Over 60 people were at the rally during its peak shortly after 2:30 p.m, many holding up signs that read, “Back the Blue,” and the majority hoisting the American flag. A few had the Thin Blue Line Flag that honors law enforcement.
Also, a few displays shared opposition to Gov. Jared Polis’ executive order that requires people 11 years and older to wear a face covering when entering public buildings and businesses. People who are 10 years old and younger and who cannot medically tolerate a face covering are exempt from the requirements. For example, one sign read, “No mask, my body, my right, my freedom.”
Over 60 people came out to support law enforcement at the "Back the Blue" rally at Demoret Park in Montrose on Saturday, July 18, 2020.
During the rally’s peak, a few “we back the blue” chants were voiced by the crowd. Mimicking the previous week’s rally and march, participants at the park received thunderous support from passersby.
The event was organized by Christel Pizzarusso, Heather Pizzarusso, and Rachael Skelton, with contributions from Donna Walker and Cathie Tiffany.
Skelton’s husband is a deputy at the Montrose County Sheriff’s Office. She was at Saturday’s rally to support her husband, support law enforcement, and “stand for what’s right,” she said.

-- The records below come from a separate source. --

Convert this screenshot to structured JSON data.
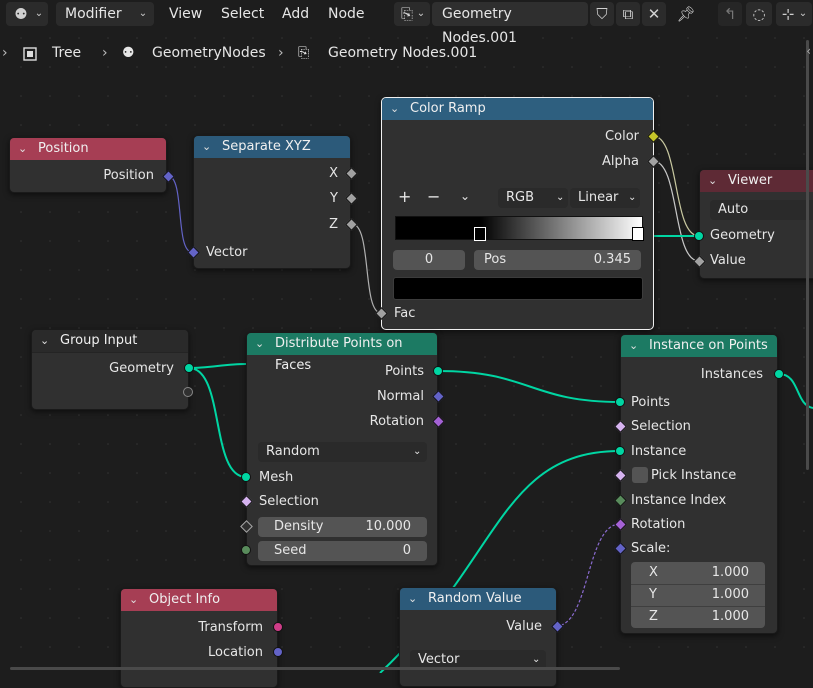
{
  "header": {
    "editor_type_icon": "node-editor-icon",
    "mode": "Modifier",
    "menus": [
      "View",
      "Select",
      "Add",
      "Node"
    ],
    "node_tree_name": "Geometry Nodes.001"
  },
  "breadcrumb": [
    "Tree",
    "GeometryNodes",
    "Geometry Nodes.001"
  ],
  "colors": {
    "header_input": "#a63e54",
    "header_vector": "#2c5a7a",
    "header_geometry": "#1c7a63",
    "header_output": "#5e2a35",
    "header_converter": "#2e5f7f",
    "socket_geometry": "#00d6a3",
    "socket_vector": "#6363c7",
    "socket_float": "#a1a1a1",
    "socket_color": "#c7c729",
    "socket_rotation": "#a562d6",
    "socket_int": "#598c5c",
    "socket_matrix": "#cf3d88"
  },
  "nodes": {
    "position": {
      "title": "Position",
      "out": "Position"
    },
    "separate_xyz": {
      "title": "Separate XYZ",
      "outs": [
        "X",
        "Y",
        "Z"
      ],
      "in": "Vector"
    },
    "color_ramp": {
      "title": "Color Ramp",
      "outs": [
        "Color",
        "Alpha"
      ],
      "color_mode": "RGB",
      "interpolation": "Linear",
      "stop_index": "0",
      "pos_label": "Pos",
      "pos_value": "0.345",
      "in": "Fac"
    },
    "viewer": {
      "title": "Viewer",
      "domain": "Auto",
      "ins": [
        "Geometry",
        "Value"
      ]
    },
    "group_input": {
      "title": "Group Input",
      "out": "Geometry"
    },
    "distribute": {
      "title": "Distribute Points on Faces",
      "outs": [
        "Points",
        "Normal",
        "Rotation"
      ],
      "mode": "Random",
      "ins": [
        "Mesh",
        "Selection"
      ],
      "density_label": "Density",
      "density_value": "10.000",
      "seed_label": "Seed",
      "seed_value": "0"
    },
    "instance_on_points": {
      "title": "Instance on Points",
      "out": "Instances",
      "ins": [
        "Points",
        "Selection",
        "Instance",
        "Pick Instance",
        "Instance Index",
        "Rotation",
        "Scale:"
      ],
      "scale": [
        {
          "axis": "X",
          "value": "1.000"
        },
        {
          "axis": "Y",
          "value": "1.000"
        },
        {
          "axis": "Z",
          "value": "1.000"
        }
      ]
    },
    "object_info": {
      "title": "Object Info",
      "outs": [
        "Transform",
        "Location"
      ]
    },
    "random_value": {
      "title": "Random Value",
      "out": "Value",
      "type": "Vector"
    }
  }
}
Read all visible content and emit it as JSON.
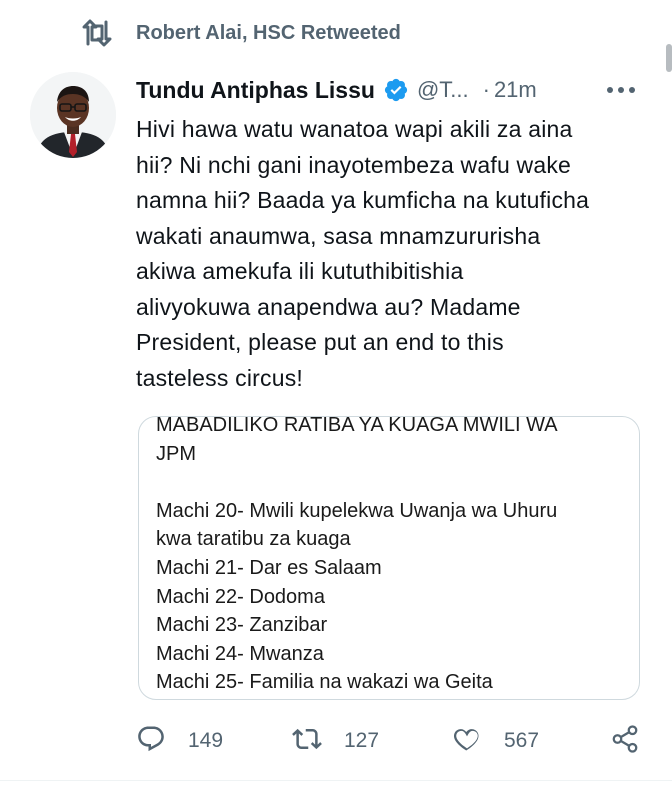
{
  "social_context": {
    "icon": "retweet-icon",
    "text": "Robert Alai, HSC Retweeted"
  },
  "author": {
    "display_name": "Tundu Antiphas Lissu",
    "verified_icon": "verified-badge-icon",
    "handle": "@T...",
    "separator": "·",
    "timestamp": "21m",
    "avatar_icon": "profile-photo"
  },
  "more_icon": "more-horizontal-icon",
  "tweet": {
    "text_lines": [
      "Hivi hawa watu wanatoa wapi akili za aina",
      "hii? Ni nchi gani inayotembeza wafu wake",
      "namna hii? Baada ya kumficha na kutuficha",
      "wakati anaumwa, sasa mnamzururisha",
      "akiwa amekufa ili kututhibitishia",
      "alivyokuwa anapendwa au? Madame",
      "President, please put an end to this",
      "tasteless circus!"
    ]
  },
  "media": {
    "title_lines": [
      "MABADILIKO RATIBA YA KUAGA MWILI WA",
      "JPM"
    ],
    "schedule_lines": [
      "Machi 20- Mwili kupelekwa Uwanja wa Uhuru",
      "kwa taratibu za kuaga",
      "Machi 21- Dar es Salaam",
      "Machi 22- Dodoma",
      "Machi 23- Zanzibar",
      "Machi 24- Mwanza",
      "Machi 25- Familia na wakazi wa Geita"
    ]
  },
  "actions": {
    "reply": {
      "icon": "reply-icon",
      "count": "149"
    },
    "retweet": {
      "icon": "retweet-icon",
      "count": "127"
    },
    "like": {
      "icon": "heart-icon",
      "count": "567"
    },
    "share": {
      "icon": "share-icon"
    }
  },
  "colors": {
    "primary_text": "#0f1419",
    "secondary_text": "#536471",
    "verified_blue": "#1d9bf0",
    "card_border": "#cfd9de"
  }
}
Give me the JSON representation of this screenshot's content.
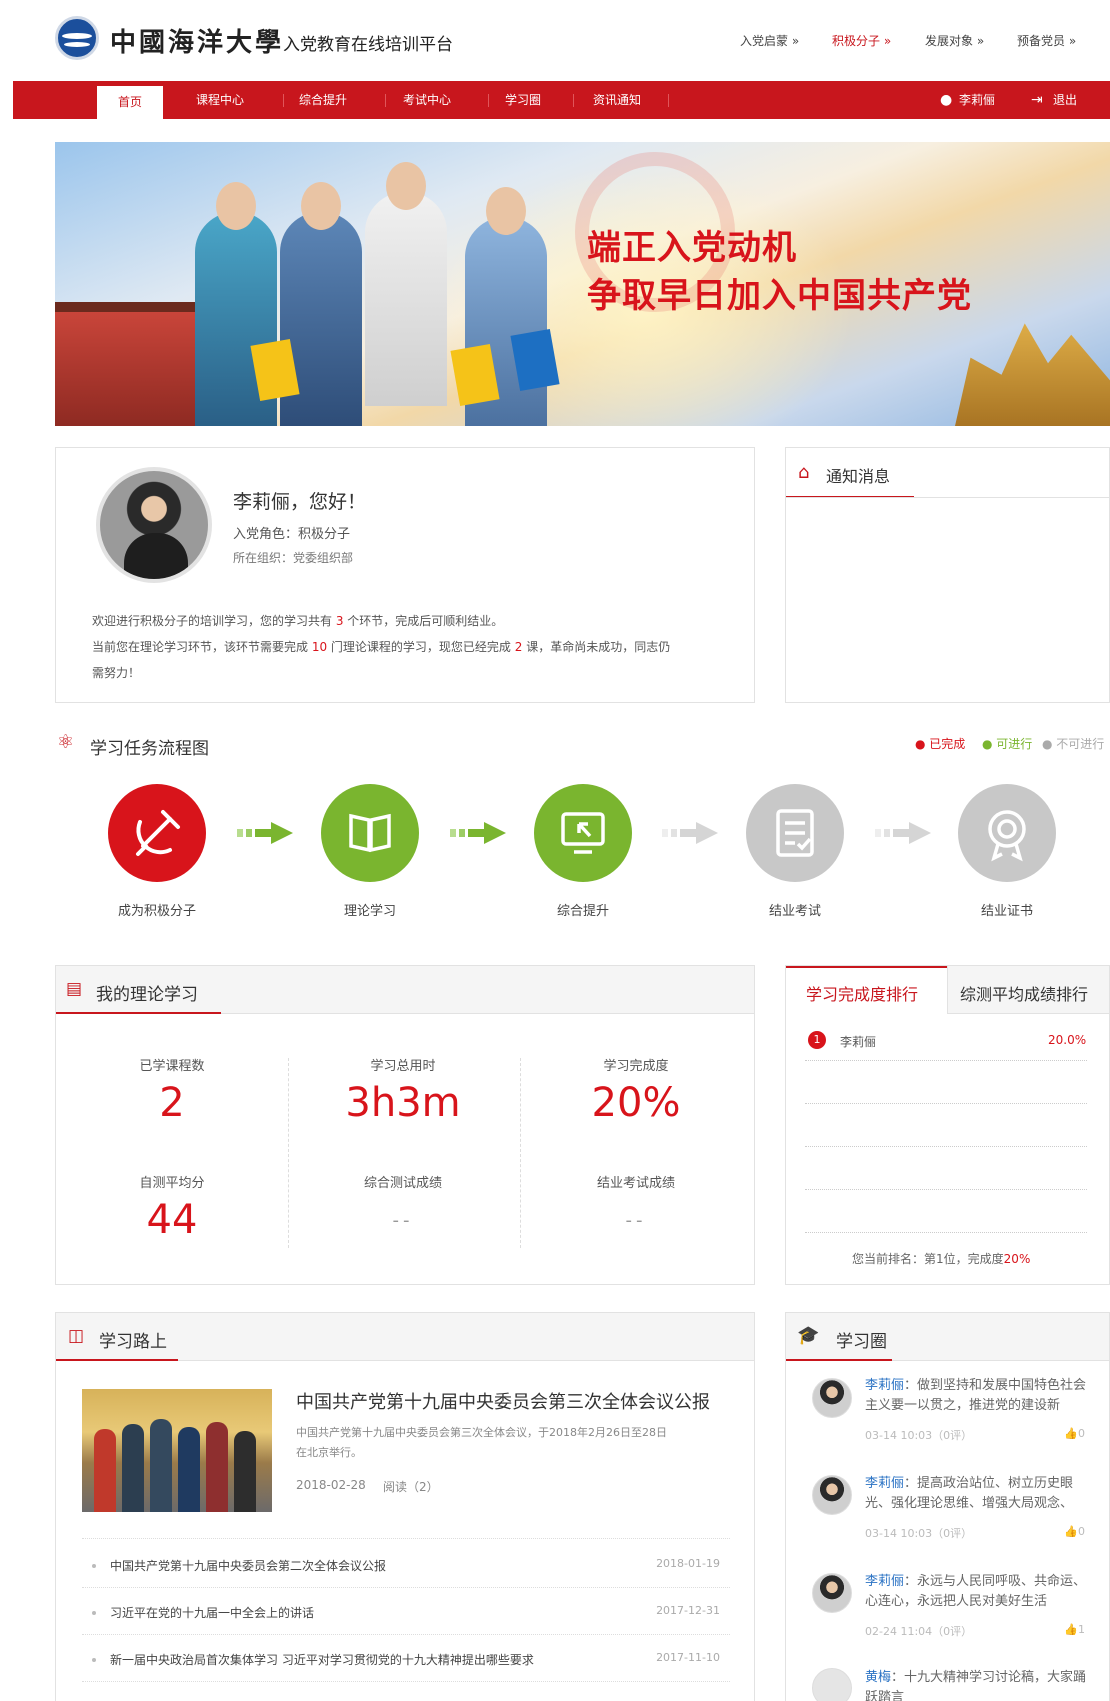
{
  "header": {
    "logo_text": "中國海洋大學",
    "platform_name": "入党教育在线培训平台",
    "top_links": [
      "入党启蒙 »",
      "积极分子 »",
      "发展对象 »",
      "预备党员 »"
    ]
  },
  "nav": {
    "items": [
      "首页",
      "课程中心",
      "综合提升",
      "考试中心",
      "学习圈",
      "资讯通知"
    ],
    "user": "李莉俪",
    "logout": "退出"
  },
  "banner": {
    "slogan_line1": "端正入党动机",
    "slogan_line2": "争取早日加入中国共产党"
  },
  "profile": {
    "greeting": "李莉俪，您好！",
    "role": "入党角色：积极分子",
    "org": "所在组织：党委组织部",
    "msg1_a": "欢迎进行积极分子的培训学习，您的学习共有 ",
    "msg1_num": "3",
    "msg1_b": " 个环节，完成后可顺利结业。",
    "msg2_a": "当前您在理论学习环节，该环节需要完成 ",
    "msg2_num1": "10",
    "msg2_b": " 门理论课程的学习，现您已经完成 ",
    "msg2_num2": "2",
    "msg2_c": " 课，革命尚未成功，同志仍",
    "msg2_d": "需努力！"
  },
  "notice": {
    "title": "通知消息"
  },
  "flow": {
    "title": "学习任务流程图",
    "legend": [
      "● 已完成",
      "● 可进行",
      "● 不可进行"
    ],
    "steps": [
      "成为积极分子",
      "理论学习",
      "综合提升",
      "结业考试",
      "结业证书"
    ],
    "colors": {
      "done": "#d8141b",
      "available": "#7ab52f",
      "locked": "#c8c8c8"
    }
  },
  "theory": {
    "title": "我的理论学习",
    "stats": [
      {
        "label": "已学课程数",
        "value": "2"
      },
      {
        "label": "学习总用时",
        "value": "3h3m"
      },
      {
        "label": "学习完成度",
        "value": "20%"
      },
      {
        "label": "自测平均分",
        "value": "44"
      },
      {
        "label": "综合测试成绩",
        "value": "--"
      },
      {
        "label": "结业考试成绩",
        "value": "--"
      }
    ]
  },
  "ranking": {
    "tabs": [
      "学习完成度排行",
      "综测平均成绩排行"
    ],
    "rows": [
      {
        "rank": "1",
        "name": "李莉俪",
        "value": "20.0%"
      }
    ],
    "footer_a": "您当前排名：第",
    "footer_rank": "1",
    "footer_b": "位，完成度",
    "footer_pct": "20%"
  },
  "road": {
    "title": "学习路上",
    "featured": {
      "title": "中国共产党第十九届中央委员会第三次全体会议公报",
      "summary1": "中国共产党第十九届中央委员会第三次全体会议，于2018年2月26日至28日",
      "summary2": "在北京举行。",
      "date": "2018-02-28",
      "reads": "阅读（2）"
    },
    "items": [
      {
        "title": "中国共产党第十九届中央委员会第二次全体会议公报",
        "date": "2018-01-19"
      },
      {
        "title": "习近平在党的十九届一中全会上的讲话",
        "date": "2017-12-31"
      },
      {
        "title": "新一届中央政治局首次集体学习 习近平对学习贯彻党的十九大精神提出哪些要求",
        "date": "2017-11-10"
      }
    ]
  },
  "circle": {
    "title": "学习圈",
    "posts": [
      {
        "user": "李莉俪",
        "text": "：做到坚持和发展中国特色社会主义要一以贯之，推进党的建设新",
        "meta": "03-14 10:03（0评）",
        "likes": "0"
      },
      {
        "user": "李莉俪",
        "text": "：提高政治站位、树立历史眼光、强化理论思维、增强大局观念、",
        "meta": "03-14 10:03（0评）",
        "likes": "0"
      },
      {
        "user": "李莉俪",
        "text": "：永远与人民同呼吸、共命运、心连心，永远把人民对美好生活",
        "meta": "02-24 11:04（0评）",
        "likes": "1"
      },
      {
        "user": "黄梅",
        "text": "：十九大精神学习讨论稿，大家踊跃踏言",
        "meta": "",
        "likes": ""
      }
    ]
  }
}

“The way [officers] are being treated, especially in big cities, it’s really sad,” Skelton said. “They need to know, especially in our community, that we do support them and appreciate them and love them because they put their lives on the line for us.”
The Pizzarussos expressed their gratitude to Sheriff Gene Lillard for his support. With family in law enforcement, they both voiced a pressing concern with recent reform developments.
“A lot of people want to defund [the police] and we can’t afford to have that happen," Christel said. "It’s really important that we have our police officers to support our neighborhoods and our children each and every day.
“Our police officers are our last line of defense in our communities," she added. "Without them, we have no protection. They’re very valuable. To defund them would be horrendous. Can’t do it."
“This is the least thing we can do for them for what they do for us,” Heather said.
Former Rangely officer and sheriff’s deputy in Garfield County Russ Seevers, of Olathe, was at Saturday’s rally. He said defunding the police would result in “utter chaos,” citing concerns about taking away an officer’s ability to respond to a crime if funds are allocated to local organizations.
“If we continue to let the chaos go on, when does it end? When does it stop?” Seevers said.
Christel mentioned the group hopes to plan additional events.